Here’s an interesting use for Macro close-up attachments to reduce depth of field. Most of the time, Macros (Proxars) are used for extreme close-ups at minimum distance.
Colt Seman discusses his work with Leica Summicron-C lenses and Leica Cine Macrolux.
I’ve been a big fan of the Leica Summicron-C lenses and have used them on a bunch of different projects in the last couple of years, including one feature film. When I heard they were introducing a new product at NAB, the Leica Cine MacroLux, I was curious but somewhat skeptical. I’ve used diopters and macro lenses in the past. Could CW Sonderoptic improve the well-known diopter and make it something special? I visited Seth Emmons at the Leica Store in Los Angeles and what I saw blew me away.
The Leica Cine MacroLux does what you would expect it to do— turning telephoto lenses into powerful macro lenses. But it was what happened with the wide-angle lenses that got my mind racing. We put the MacroLux on a 21mm Summicron-C lens and took some photos using the Leica SL in APS-C mode. Most diopters can’t hold the image with wide lenses and fall apart with distortions and chromatic aberrations. This image was clean and beautiful.
The other issue that has always turned me off with diopters is the difficulty of working with them. But every piece of this system fits perfect together: MacroLux onto the lens, mattebox onto the MarcoLux. It’s never been that easy. Getting it on and off from either side of the lens works easily and it’s rock-solid when attached. For me, the problem of the diopter has finally been solved with this design. The following week, I had the perfect project to test it out.
The project was a series of commercial vignettes for the high-end wireless headphone company MUZIK. The series was to have edgy and tough elements, but couched in a luxurious and modern feeling lifestyle. These were product videos with emotion and style, similar to the recent Lincoln car commercials but conveying the message with a visual language rather than voiceover.
I directed and shot the project over two days in August at a house in Beverly Hills with help from my production team at Culprit Creative and Dan Marino as 1st AC and Scott Dawson as DIT. We shot on RED Dragon 6K and framed most of it at a 3:1 aspect ratio. We delivered some vignettes at 3:1 and some at 2.40:1. We shot on the Leica Summicron-C lenses and only used a few ND filters.
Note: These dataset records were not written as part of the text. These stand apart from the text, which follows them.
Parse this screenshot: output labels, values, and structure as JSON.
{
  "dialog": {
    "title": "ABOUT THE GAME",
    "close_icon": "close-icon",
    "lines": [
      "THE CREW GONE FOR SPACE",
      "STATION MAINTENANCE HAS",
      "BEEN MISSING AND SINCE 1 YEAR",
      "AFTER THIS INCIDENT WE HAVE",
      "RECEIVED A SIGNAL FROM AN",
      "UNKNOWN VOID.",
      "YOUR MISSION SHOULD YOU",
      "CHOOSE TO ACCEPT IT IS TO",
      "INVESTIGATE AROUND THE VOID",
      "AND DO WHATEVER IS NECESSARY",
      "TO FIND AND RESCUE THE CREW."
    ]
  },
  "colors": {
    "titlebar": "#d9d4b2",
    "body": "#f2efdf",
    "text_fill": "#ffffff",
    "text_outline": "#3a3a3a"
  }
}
The Leica Summicron-C lenses are one of my top choices because they provide beautiful images without compromises. They deliver exactly what I’m looking at in a way that keeps all the detail and preserves the shadows, but somehow magically creates soft, smooth skin tones on all varieties of skin tone colors and complexions.
On this project, we had three models with a mix of skin tones from fairly pale to light brown. The Summicrons add just enough warmth to white skin to keep it from blowing out and bring a life to it that allows more range when doing color timing in post. With light brown skin, so many lenses render it as whiteish-brown, but the Summicrons render it as a very pleasing golden brown that makes it seem radiant and alive and dimensional.
Leica Cine Macrolux
One of the best things about the Macrolux is that everything I love about the Leica Summicron-C lenses came right through the MacroLux without being distorted or destroyed. Some diopters drop focus so hard that the background melts away and becomes muddy. With the MacroLux I feel like clarity still comes through while only the focus range changes, particularly on the wider lenses.
One scene in the project starts with a full body wide shot above a woman on a chaise lounge and moves in to an over-the-shoulder shot. For the whole sequence, I used the Summicron-C 21mm with the MacroLux. You can see the evolution of focus fall off as the camera moves and the plane of focus changes. The first shot from above is clear, clean and extremely pleasing. In the last shot her legs are out of focus, but they remain smooth, the shape and structure is still there.
Being able to capture this macro type of look with a wide angle is something I’ve never been able to achieve before. I’ve tried using diopters on lenses as wide as 35mm and never been happy with the image. With the MacroLux I was able to shoot on the 21mm with extremely close focus, a beautiful wide image and preserve all the details. Honestly, I felt like I was shooting with a 50mm at T 0.95. The MacroLux just made some previously impossible shots possible for me.
The way I am incorporating the MacroLux into my thinking about lenses is that I now know I can carry a consistent shallow depth of field look from the long lenses all the way to the wide ones and maintain a pleasing focus fall off across the whole image using the entire set of lenses. This is changing the game for me.
A version of this article appears in print on page 66 of Issue 77-78 in Film and Digital Times with the headline: Leica Summicron-C and Cine Macrolux. Subscribe here